### [Input records]

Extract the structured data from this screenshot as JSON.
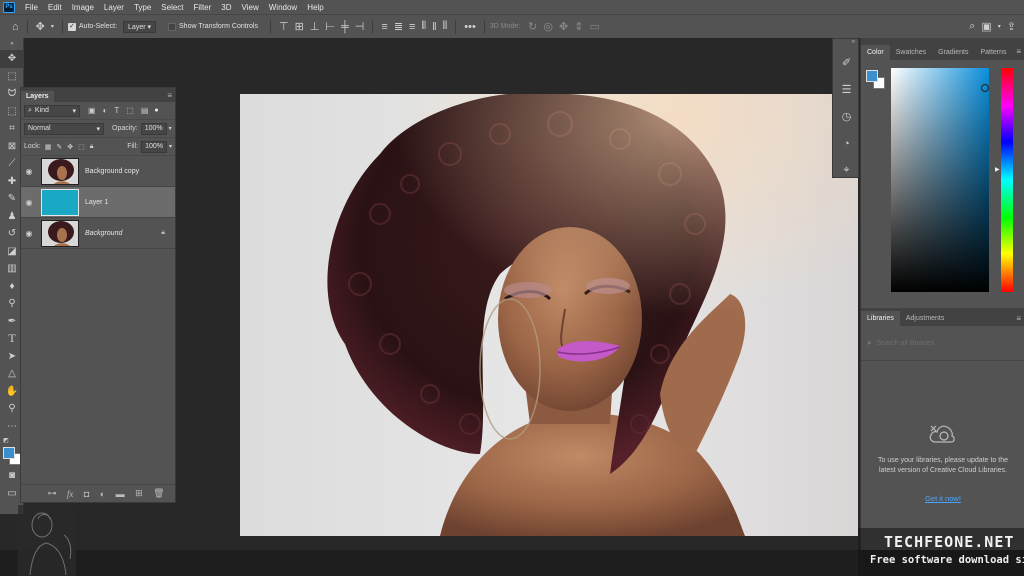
{
  "menubar": {
    "app_logo": "Ps",
    "items": [
      "File",
      "Edit",
      "Image",
      "Layer",
      "Type",
      "Select",
      "Filter",
      "3D",
      "View",
      "Window",
      "Help"
    ]
  },
  "options_bar": {
    "auto_select_label": "Auto-Select:",
    "auto_select_target": "Layer",
    "show_transform_label": "Show Transform Controls",
    "three_d_mode_label": "3D Mode:"
  },
  "layers_panel": {
    "tab_label": "Layers",
    "filter_kind": "Kind",
    "blend_mode": "Normal",
    "opacity_label": "Opacity:",
    "opacity_value": "100%",
    "lock_label": "Lock:",
    "fill_label": "Fill:",
    "fill_value": "100%",
    "layers": [
      {
        "name": "Background copy",
        "thumbnail": "portrait"
      },
      {
        "name": "Layer 1",
        "thumbnail": "cyan-fill",
        "selected": true,
        "color": "#19a9c5"
      },
      {
        "name": "Background",
        "thumbnail": "portrait",
        "locked": true
      }
    ],
    "footer_icons": [
      "link-icon",
      "fx-icon",
      "mask-icon",
      "adjustment-icon",
      "folder-icon",
      "new-layer-icon",
      "trash-icon"
    ],
    "fx_label": "fx"
  },
  "color_panel": {
    "tabs": [
      "Color",
      "Swatches",
      "Gradients",
      "Patterns"
    ],
    "active_tab": "Color",
    "foreground_color": "#3a8fd0",
    "background_color": "#ffffff"
  },
  "libraries_panel": {
    "tabs": [
      "Libraries",
      "Adjustments"
    ],
    "active_tab": "Libraries",
    "search_placeholder": "Search all libraries",
    "message": "To use your libraries, please update to the latest version of Creative Cloud Libraries.",
    "link_label": "Get it now!"
  },
  "watermark": {
    "title": "TECHFEONE.NET",
    "subtitle": "Free software download site"
  },
  "colors": {
    "panel_bg": "#535353",
    "canvas_bg": "#282828",
    "accent": "#31a8ff",
    "link": "#4aa5ff"
  }
}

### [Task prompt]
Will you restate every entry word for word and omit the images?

### [Answer box]
Extract the structured data from this screenshot as JSON.
{
  "menubar": {
    "app_logo": "Ps",
    "items": [
      "File",
      "Edit",
      "Image",
      "Layer",
      "Type",
      "Select",
      "Filter",
      "3D",
      "View",
      "Window",
      "Help"
    ]
  },
  "options_bar": {
    "auto_select_label": "Auto-Select:",
    "auto_select_target": "Layer",
    "show_transform_label": "Show Transform Controls",
    "three_d_mode_label": "3D Mode:"
  },
  "layers_panel": {
    "tab_label": "Layers",
    "filter_kind": "Kind",
    "blend_mode": "Normal",
    "opacity_label": "Opacity:",
    "opacity_value": "100%",
    "lock_label": "Lock:",
    "fill_label": "Fill:",
    "fill_value": "100%",
    "layers": [
      {
        "name": "Background copy",
        "thumbnail": "portrait"
      },
      {
        "name": "Layer 1",
        "thumbnail": "cyan-fill",
        "selected": true,
        "color": "#19a9c5"
      },
      {
        "name": "Background",
        "thumbnail": "portrait",
        "locked": true
      }
    ],
    "footer_icons": [
      "link-icon",
      "fx-icon",
      "mask-icon",
      "adjustment-icon",
      "folder-icon",
      "new-layer-icon",
      "trash-icon"
    ],
    "fx_label": "fx"
  },
  "color_panel": {
    "tabs": [
      "Color",
      "Swatches",
      "Gradients",
      "Patterns"
    ],
    "active_tab": "Color",
    "foreground_color": "#3a8fd0",
    "background_color": "#ffffff"
  },
  "libraries_panel": {
    "tabs": [
      "Libraries",
      "Adjustments"
    ],
    "active_tab": "Libraries",
    "search_placeholder": "Search all libraries",
    "message": "To use your libraries, please update to the latest version of Creative Cloud Libraries.",
    "link_label": "Get it now!"
  },
  "watermark": {
    "title": "TECHFEONE.NET",
    "subtitle": "Free software download site"
  },
  "colors": {
    "panel_bg": "#535353",
    "canvas_bg": "#282828",
    "accent": "#31a8ff",
    "link": "#4aa5ff"
  }
}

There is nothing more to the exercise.